Dataset items:
- - -

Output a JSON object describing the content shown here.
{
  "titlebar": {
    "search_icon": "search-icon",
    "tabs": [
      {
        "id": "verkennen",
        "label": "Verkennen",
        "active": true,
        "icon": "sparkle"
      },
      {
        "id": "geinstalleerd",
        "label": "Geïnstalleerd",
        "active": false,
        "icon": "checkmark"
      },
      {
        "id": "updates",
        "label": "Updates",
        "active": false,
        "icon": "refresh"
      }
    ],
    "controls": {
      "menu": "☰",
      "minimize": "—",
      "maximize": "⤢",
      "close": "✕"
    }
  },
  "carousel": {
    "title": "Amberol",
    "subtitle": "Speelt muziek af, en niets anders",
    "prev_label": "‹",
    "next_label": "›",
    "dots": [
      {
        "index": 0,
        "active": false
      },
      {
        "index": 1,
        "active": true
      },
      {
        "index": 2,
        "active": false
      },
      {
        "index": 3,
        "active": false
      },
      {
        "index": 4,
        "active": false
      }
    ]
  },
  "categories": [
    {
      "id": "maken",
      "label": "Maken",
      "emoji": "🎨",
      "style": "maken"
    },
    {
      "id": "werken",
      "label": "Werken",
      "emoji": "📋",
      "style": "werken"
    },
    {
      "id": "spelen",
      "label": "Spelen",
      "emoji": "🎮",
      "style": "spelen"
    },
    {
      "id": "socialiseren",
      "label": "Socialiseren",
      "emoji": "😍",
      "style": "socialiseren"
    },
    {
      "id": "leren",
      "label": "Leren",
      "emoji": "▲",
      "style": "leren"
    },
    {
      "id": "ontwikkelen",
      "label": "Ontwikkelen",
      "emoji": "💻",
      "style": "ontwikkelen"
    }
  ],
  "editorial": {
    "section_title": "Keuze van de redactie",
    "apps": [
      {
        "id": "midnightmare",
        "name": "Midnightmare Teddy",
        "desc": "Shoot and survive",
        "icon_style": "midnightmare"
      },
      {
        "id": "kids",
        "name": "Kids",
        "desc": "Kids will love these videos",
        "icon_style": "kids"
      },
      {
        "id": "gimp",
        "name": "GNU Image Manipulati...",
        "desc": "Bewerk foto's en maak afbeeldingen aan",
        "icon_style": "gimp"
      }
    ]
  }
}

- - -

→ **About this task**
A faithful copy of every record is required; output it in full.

→ **Result**
Output a JSON object describing the content shown here.
{
  "titlebar": {
    "search_icon": "search-icon",
    "tabs": [
      {
        "id": "verkennen",
        "label": "Verkennen",
        "active": true,
        "icon": "sparkle"
      },
      {
        "id": "geinstalleerd",
        "label": "Geïnstalleerd",
        "active": false,
        "icon": "checkmark"
      },
      {
        "id": "updates",
        "label": "Updates",
        "active": false,
        "icon": "refresh"
      }
    ],
    "controls": {
      "menu": "☰",
      "minimize": "—",
      "maximize": "⤢",
      "close": "✕"
    }
  },
  "carousel": {
    "title": "Amberol",
    "subtitle": "Speelt muziek af, en niets anders",
    "prev_label": "‹",
    "next_label": "›",
    "dots": [
      {
        "index": 0,
        "active": false
      },
      {
        "index": 1,
        "active": true
      },
      {
        "index": 2,
        "active": false
      },
      {
        "index": 3,
        "active": false
      },
      {
        "index": 4,
        "active": false
      }
    ]
  },
  "categories": [
    {
      "id": "maken",
      "label": "Maken",
      "emoji": "🎨",
      "style": "maken"
    },
    {
      "id": "werken",
      "label": "Werken",
      "emoji": "📋",
      "style": "werken"
    },
    {
      "id": "spelen",
      "label": "Spelen",
      "emoji": "🎮",
      "style": "spelen"
    },
    {
      "id": "socialiseren",
      "label": "Socialiseren",
      "emoji": "😍",
      "style": "socialiseren"
    },
    {
      "id": "leren",
      "label": "Leren",
      "emoji": "▲",
      "style": "leren"
    },
    {
      "id": "ontwikkelen",
      "label": "Ontwikkelen",
      "emoji": "💻",
      "style": "ontwikkelen"
    }
  ],
  "editorial": {
    "section_title": "Keuze van de redactie",
    "apps": [
      {
        "id": "midnightmare",
        "name": "Midnightmare Teddy",
        "desc": "Shoot and survive",
        "icon_style": "midnightmare"
      },
      {
        "id": "kids",
        "name": "Kids",
        "desc": "Kids will love these videos",
        "icon_style": "kids"
      },
      {
        "id": "gimp",
        "name": "GNU Image Manipulati...",
        "desc": "Bewerk foto's en maak afbeeldingen aan",
        "icon_style": "gimp"
      }
    ]
  }
}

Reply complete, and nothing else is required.